The Turnbull government has sought to remind people of its commitment to delivering better mobile phone coverage to regional areas that have been plagued with black spot problems due to lack of mobile towers.
In an announcement from Minister for Regional Communications, Fiona Nash, attended the opening of Telstra’s 100th new tower under the federal government’s Mobile Black Spot Program (MBSP) last week in Culla, Victoria, and said the Coalition was delivering for rural, regional and remote Australia.
Ms Nash said the 765 new and improved mobile phone towers will deliver new or improved coverage to 32,000 homes and businesses across 86,000 square kilometres.
It’s an important step in regional development, as communities and councils have been persistently calling for more federal funding and intervention to help alleviate the problem of mobile black spots, which have the potential to leave people stranded or unable to contact emergency services.
The program also complements a finding from Universities Australia, which recently found that start-up businesses are finding fertile soil in the regions to develop themselves, which has also come as a result of the National Broadband Network (NBN).
The MBSP is an initiative with a $220 million investment from the federal government, which aims to deliver almost $600 million in new investment towards improving mobile coverage in regional and remote Australia.
Of course, Ms Nash couldn’t help using the opportunity to take a political swipe at the Labor opposition, which she said didn’t help build a single tower in government.
Ms Nash said it was unrealistic to think Australia’s land mass of nearly eight million square kilometres of mountains, valleys and deserts would be entirely covered by traditional mobile phone coverage anytime soon.
She said government can’t force companies to put towers in certain places; however it can offer incentives, “which is what the Coalition’s MBSP does”.
“All Australians need to take responsibility for their safety when outside traditional mobile phone coverage. Australians were using other devices for decades before there were mobile phones. On my farm I’ve often used the two way radio, for example,” Ms Nash said.
“Satellite phones are available from $700 up – similar price to a smart phone. Plans start from $15 a month. Satellite phones are unaffected by mountains and hills on the ground.
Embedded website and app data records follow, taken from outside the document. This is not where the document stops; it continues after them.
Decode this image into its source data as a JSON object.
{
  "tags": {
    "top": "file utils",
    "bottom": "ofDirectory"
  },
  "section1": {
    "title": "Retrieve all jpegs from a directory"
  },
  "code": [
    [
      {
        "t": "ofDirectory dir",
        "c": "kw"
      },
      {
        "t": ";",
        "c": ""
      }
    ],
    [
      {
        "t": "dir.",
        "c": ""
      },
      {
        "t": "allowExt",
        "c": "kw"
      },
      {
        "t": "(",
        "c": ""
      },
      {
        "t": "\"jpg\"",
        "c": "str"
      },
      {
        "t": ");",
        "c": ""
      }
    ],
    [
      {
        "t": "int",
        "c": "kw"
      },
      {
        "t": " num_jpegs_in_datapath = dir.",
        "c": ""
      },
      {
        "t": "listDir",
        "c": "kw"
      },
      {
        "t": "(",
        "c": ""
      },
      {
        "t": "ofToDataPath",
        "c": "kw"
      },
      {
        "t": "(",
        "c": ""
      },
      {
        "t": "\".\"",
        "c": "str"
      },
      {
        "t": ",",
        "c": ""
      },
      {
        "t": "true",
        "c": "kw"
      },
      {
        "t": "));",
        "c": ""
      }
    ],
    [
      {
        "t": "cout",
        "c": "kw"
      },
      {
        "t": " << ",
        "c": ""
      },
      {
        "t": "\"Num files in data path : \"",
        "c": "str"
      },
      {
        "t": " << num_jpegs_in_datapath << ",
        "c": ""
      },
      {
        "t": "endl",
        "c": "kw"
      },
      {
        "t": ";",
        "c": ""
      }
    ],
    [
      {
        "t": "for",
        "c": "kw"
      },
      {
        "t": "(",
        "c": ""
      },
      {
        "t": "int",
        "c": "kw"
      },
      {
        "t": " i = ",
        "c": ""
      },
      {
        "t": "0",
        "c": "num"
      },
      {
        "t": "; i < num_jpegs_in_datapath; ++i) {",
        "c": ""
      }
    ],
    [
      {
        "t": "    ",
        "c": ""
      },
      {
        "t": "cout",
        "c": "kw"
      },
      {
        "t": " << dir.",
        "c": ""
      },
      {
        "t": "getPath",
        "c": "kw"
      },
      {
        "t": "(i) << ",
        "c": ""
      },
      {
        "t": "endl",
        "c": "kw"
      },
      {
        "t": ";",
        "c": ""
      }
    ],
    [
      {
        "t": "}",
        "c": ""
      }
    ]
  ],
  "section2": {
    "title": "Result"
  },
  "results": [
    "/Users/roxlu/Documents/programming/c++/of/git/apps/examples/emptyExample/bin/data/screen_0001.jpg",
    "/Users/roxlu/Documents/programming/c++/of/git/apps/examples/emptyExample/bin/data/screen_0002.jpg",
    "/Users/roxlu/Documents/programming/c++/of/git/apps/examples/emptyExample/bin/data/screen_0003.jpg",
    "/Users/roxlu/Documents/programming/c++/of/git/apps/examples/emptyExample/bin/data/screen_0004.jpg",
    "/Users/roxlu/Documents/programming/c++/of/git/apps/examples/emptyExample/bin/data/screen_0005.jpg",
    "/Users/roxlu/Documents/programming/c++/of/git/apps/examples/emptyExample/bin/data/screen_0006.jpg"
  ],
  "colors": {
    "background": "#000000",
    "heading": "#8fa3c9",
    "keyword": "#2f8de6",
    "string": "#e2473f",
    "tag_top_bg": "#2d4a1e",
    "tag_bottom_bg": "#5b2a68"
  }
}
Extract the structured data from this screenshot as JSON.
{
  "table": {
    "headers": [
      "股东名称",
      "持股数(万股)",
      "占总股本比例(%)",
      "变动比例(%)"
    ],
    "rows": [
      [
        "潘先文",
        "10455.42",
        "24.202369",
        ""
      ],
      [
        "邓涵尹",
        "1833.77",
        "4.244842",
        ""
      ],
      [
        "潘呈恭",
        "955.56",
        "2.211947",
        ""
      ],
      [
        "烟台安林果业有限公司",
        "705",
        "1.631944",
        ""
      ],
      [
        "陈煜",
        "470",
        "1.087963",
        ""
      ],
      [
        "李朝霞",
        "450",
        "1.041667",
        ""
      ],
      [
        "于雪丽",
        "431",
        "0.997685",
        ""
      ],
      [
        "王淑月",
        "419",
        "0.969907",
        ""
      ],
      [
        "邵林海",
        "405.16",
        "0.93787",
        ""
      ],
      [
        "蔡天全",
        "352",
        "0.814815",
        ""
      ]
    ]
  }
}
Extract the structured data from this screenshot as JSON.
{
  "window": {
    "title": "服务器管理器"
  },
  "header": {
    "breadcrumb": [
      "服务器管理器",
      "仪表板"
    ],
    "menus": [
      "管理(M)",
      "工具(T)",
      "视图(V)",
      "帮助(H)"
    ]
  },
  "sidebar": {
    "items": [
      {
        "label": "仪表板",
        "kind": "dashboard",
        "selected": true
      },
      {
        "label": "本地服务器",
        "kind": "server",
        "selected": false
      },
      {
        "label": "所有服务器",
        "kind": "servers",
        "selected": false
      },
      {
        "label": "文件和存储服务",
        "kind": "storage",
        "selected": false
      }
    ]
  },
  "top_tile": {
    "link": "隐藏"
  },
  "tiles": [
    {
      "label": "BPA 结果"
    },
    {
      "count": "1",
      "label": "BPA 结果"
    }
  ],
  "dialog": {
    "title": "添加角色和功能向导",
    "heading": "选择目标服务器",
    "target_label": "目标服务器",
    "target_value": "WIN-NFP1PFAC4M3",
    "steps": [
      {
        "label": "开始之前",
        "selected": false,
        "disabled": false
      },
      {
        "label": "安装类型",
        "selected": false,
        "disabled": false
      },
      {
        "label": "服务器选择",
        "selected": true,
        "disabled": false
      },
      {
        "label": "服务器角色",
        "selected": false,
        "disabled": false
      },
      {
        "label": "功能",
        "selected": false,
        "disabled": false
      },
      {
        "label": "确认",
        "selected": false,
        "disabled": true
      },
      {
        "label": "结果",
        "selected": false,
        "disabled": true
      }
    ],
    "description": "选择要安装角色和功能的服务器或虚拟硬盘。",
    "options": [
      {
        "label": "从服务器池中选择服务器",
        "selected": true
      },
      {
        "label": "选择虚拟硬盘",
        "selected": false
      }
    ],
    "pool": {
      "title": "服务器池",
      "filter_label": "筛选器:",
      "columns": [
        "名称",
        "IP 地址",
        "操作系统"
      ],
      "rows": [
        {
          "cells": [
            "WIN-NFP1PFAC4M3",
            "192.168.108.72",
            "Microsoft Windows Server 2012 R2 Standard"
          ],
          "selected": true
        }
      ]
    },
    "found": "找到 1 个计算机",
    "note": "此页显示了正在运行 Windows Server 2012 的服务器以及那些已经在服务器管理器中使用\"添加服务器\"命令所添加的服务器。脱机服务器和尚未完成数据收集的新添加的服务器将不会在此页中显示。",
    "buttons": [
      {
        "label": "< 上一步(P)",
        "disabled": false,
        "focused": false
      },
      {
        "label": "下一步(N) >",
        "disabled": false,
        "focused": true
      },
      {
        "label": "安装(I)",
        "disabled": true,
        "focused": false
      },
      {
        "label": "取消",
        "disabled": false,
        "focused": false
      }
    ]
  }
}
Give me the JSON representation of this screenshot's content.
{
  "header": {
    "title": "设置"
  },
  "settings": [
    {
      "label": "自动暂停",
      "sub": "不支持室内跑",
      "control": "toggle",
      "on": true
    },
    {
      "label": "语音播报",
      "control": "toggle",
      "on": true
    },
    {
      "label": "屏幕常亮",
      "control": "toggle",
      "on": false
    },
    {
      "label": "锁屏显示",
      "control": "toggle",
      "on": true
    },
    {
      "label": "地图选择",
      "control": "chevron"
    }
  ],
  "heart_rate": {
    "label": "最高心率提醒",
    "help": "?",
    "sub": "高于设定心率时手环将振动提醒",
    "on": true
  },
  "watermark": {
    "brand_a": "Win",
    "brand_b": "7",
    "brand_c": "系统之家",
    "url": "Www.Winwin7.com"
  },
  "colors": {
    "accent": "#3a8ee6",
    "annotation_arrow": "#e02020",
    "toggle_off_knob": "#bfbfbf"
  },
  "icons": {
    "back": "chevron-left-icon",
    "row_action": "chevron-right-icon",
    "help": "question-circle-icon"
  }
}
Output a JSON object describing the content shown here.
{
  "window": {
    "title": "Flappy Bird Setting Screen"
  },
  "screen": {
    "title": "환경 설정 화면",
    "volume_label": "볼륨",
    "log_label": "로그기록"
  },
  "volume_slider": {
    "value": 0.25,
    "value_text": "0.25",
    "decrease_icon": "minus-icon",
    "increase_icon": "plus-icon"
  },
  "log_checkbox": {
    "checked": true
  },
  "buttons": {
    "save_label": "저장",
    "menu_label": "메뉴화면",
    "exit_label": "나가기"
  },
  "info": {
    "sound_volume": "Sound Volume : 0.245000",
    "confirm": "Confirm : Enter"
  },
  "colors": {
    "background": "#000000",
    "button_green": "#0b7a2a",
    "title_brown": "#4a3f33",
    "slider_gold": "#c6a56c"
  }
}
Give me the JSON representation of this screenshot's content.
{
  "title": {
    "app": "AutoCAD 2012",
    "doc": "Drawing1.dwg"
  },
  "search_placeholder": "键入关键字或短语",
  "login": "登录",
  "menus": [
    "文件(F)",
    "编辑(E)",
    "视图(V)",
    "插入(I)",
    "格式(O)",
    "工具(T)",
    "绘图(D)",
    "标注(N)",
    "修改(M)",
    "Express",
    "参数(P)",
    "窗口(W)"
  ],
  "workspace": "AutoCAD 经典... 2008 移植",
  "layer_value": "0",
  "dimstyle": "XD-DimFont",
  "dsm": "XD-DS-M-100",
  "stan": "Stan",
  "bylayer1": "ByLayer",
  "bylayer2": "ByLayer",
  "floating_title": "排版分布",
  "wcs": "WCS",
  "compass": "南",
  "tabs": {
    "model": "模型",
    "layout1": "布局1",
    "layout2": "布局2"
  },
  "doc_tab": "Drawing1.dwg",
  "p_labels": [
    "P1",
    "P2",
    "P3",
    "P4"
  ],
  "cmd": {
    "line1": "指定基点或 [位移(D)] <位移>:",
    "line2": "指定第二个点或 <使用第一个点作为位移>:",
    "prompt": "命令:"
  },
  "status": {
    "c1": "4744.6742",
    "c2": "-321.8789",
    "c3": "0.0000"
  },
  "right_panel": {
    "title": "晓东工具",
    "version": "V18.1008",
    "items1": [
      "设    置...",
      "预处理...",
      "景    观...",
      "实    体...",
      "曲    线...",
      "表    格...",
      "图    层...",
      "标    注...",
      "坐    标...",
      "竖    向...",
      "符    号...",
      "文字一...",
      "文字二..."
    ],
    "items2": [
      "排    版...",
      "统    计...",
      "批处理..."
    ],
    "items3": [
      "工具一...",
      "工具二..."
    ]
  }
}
“The Coalition will always look after rural, regional and remote Australia. Labor will ignorantly talk down rural, regional and remote Australians from their laneway café’s in their skinny ties and colourful socks without offering real policy to improve their lives.”